§ **YOUR OBJECTIVE**
Each line below that includes the word "排污许可执行报告" is to be reported.
=== AVAILABLE DATA ===
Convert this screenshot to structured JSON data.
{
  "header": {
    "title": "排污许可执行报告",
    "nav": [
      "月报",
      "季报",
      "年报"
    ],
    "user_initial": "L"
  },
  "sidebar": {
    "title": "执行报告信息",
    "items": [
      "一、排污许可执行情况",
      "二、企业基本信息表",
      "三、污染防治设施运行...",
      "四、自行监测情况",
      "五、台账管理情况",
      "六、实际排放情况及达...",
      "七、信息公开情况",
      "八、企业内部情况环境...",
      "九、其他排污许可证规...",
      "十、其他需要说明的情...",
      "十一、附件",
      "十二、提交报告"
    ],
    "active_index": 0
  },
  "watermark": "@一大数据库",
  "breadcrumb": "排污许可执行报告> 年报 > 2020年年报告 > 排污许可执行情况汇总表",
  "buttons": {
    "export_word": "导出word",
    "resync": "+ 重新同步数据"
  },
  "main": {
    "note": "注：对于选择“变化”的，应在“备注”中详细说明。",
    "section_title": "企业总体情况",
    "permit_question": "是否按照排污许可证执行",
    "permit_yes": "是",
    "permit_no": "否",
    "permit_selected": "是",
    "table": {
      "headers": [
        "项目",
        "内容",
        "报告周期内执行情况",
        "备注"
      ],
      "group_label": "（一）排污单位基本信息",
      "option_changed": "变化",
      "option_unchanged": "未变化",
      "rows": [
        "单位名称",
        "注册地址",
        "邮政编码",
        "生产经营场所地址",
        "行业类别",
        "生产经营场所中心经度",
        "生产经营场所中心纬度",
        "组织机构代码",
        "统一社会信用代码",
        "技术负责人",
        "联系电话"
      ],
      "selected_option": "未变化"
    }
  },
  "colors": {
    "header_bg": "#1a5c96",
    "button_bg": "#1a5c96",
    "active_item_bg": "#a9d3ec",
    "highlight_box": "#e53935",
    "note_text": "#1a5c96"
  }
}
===
§ **OUTPUT OF THE TASK**
    "title": "排污许可执行报告",
  "breadcrumb": "排污许可执行报告> 年报 > 2020年年报告 > 排污许可执行情况汇总表",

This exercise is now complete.